There is nothing remarkable about all this. It is the same the world around. But it is the usual that demands most of our time and attention here below, whether we wish it so or otherwise; and although we are everlastingly running after the strange and eccentric in human nature, as well as in all other branches of creation, it is the rule and not the exception that we have to deal with during most of our lives.

This Weaver family, father and mother, were much like other young fathers and mothers, and their child was not unlike other first-born children. His first low cry and his struggle for breath were just such as the officiating doctor had witnessed a hundred times, and doubtless his last moan and gasp will be such as the attending physician will have seen many a time and oft.

It is not the unusual that this brief tale has to deal with.

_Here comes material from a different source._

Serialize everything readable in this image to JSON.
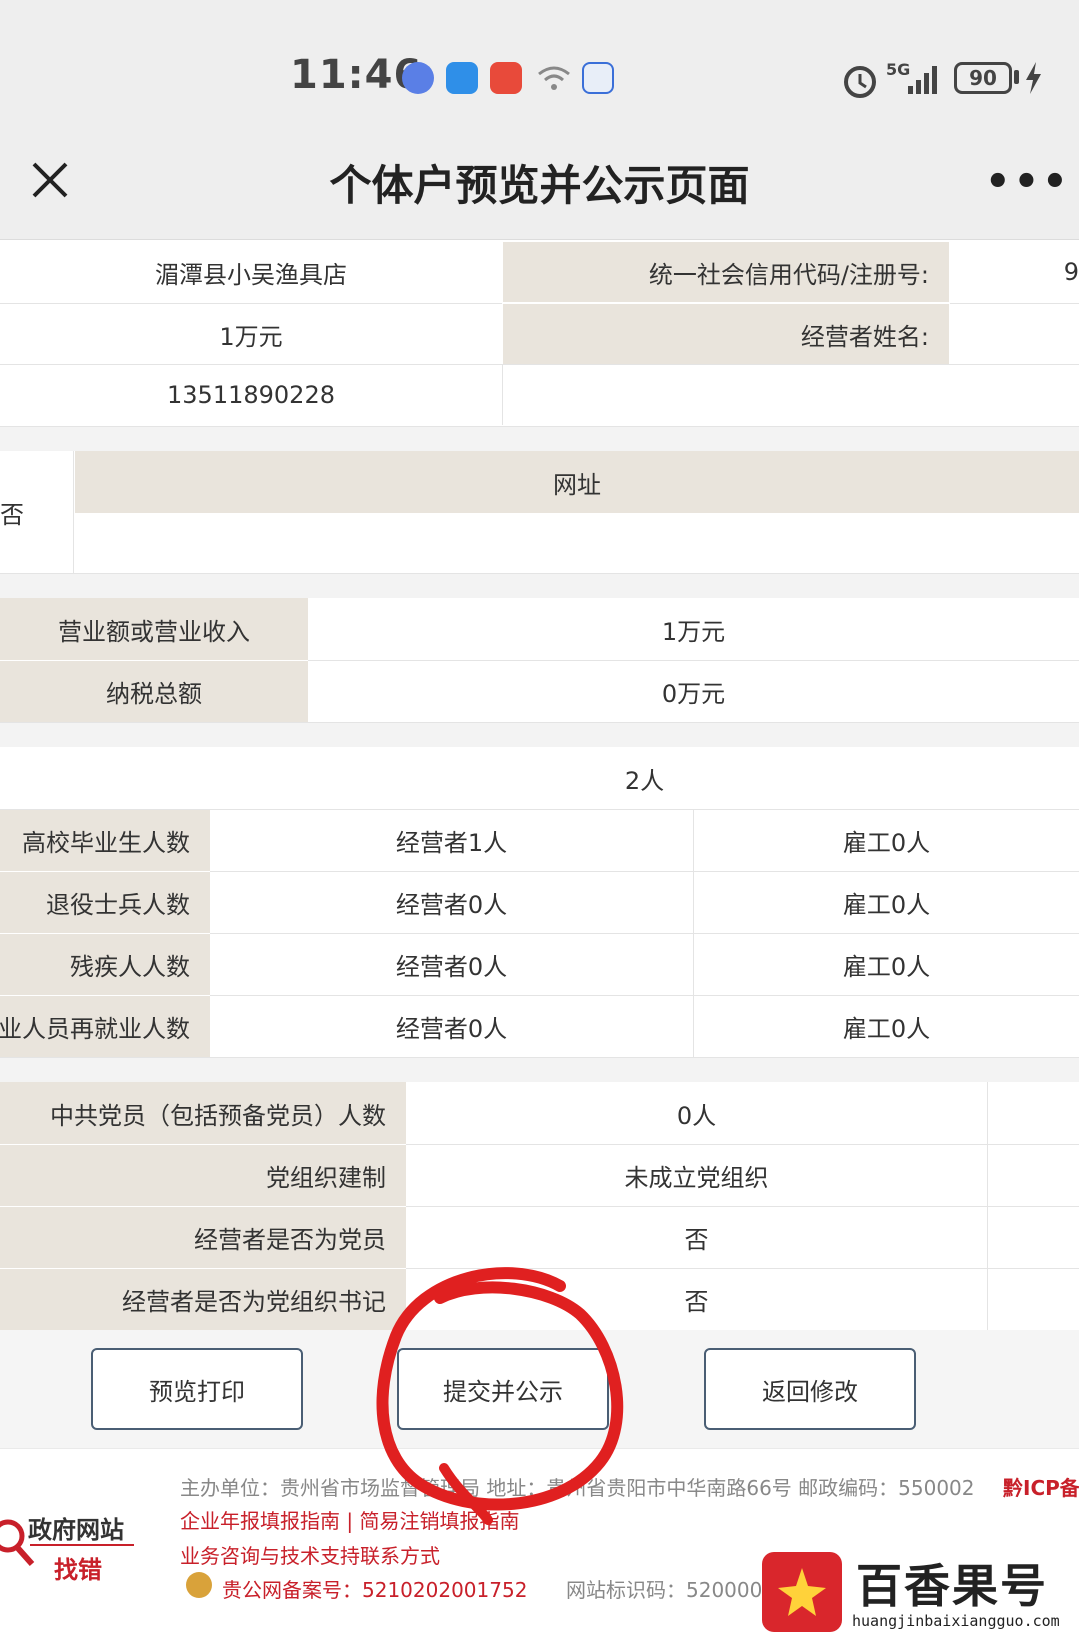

Yet, with all of these points held in common with the rest of the race, the hero of the adventures herein chronicled had an individuality that was his own, and most thoroughly so. This, too, is common. Most people have an individuality, if they can only find it! A good many men never do find this quality in themselves, having it crushed out by the timid or designing people who take charge of their education, so called; but for all that, to every man is given a being unlike that of any other in all the world, and it is the business of each, for himself, to make the most of his own peculiar gift, and for all his teachers and all systems of education to help him in his heaven-ordained task.

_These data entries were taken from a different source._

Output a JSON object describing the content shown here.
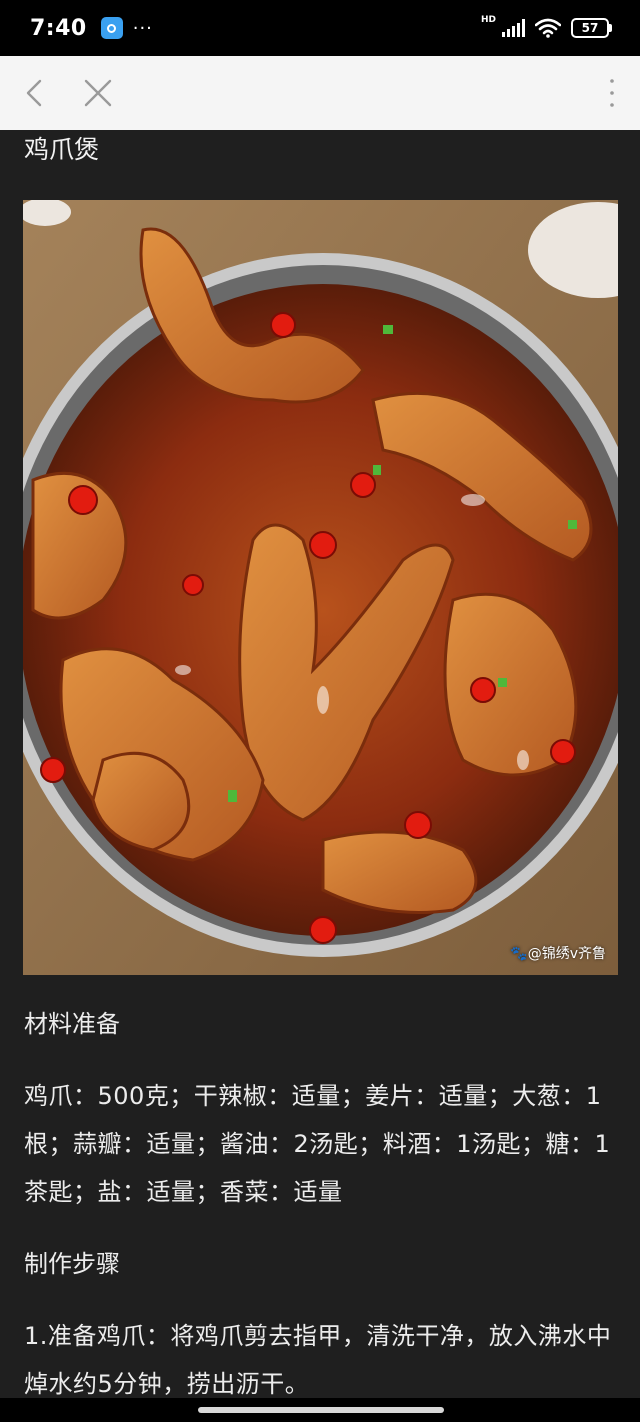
{
  "status_bar": {
    "time": "7:40",
    "app_icon": "browser-icon",
    "more": "···",
    "hd": "HD",
    "battery": "57"
  },
  "nav": {
    "back_icon": "chevron-left-icon",
    "close_icon": "close-icon",
    "menu_icon": "more-vertical-icon"
  },
  "article": {
    "title": "鸡爪煲",
    "photo_watermark": "🐾@锦绣v齐鲁",
    "ingredients_heading": "材料准备",
    "ingredients_text": "鸡爪：500克；干辣椒：适量；姜片：适量；大葱：1根；蒜瓣：适量；酱油：2汤匙；料酒：1汤匙；糖：1茶匙；盐：适量；香菜：适量",
    "steps_heading": "制作步骤",
    "step_1": "1.准备鸡爪：将鸡爪剪去指甲，清洗干净，放入沸水中焯水约5分钟，捞出沥干。"
  },
  "colors": {
    "status_bg": "#000000",
    "nav_bg": "#f5f5f5",
    "page_bg": "#1f1f1f",
    "text": "#ececec"
  }
}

The young Weaver, whose advent has just been mentioned, was an individual. The nurse became conscious of it before he was an hour old, and the same impression has been received by all of his since-acquired acquaintances. He was a boy with a way of his own. He came into a world where there are crowds possessed of the same characteristics. It is a marvel, how, in such a multitude of differences, either he or the rest of us get along, even as well as we do.

When it came to naming the child, he was called "Dodd."

"Dodd" was the short for Doddridge, and the full appellation given to the youth at his christening, when he was two months old, was Doddridge Watts Weaver, a name which the officiating clergyman pronounced with great unction, and in the prayer after baptism made mention of again, asking heaven to grant that the mantle of both the old worthies whose names the child bore might fall upon the little body wrapped up in an embroidered blanket and held on the shoulder of the good woman who stood before the altar....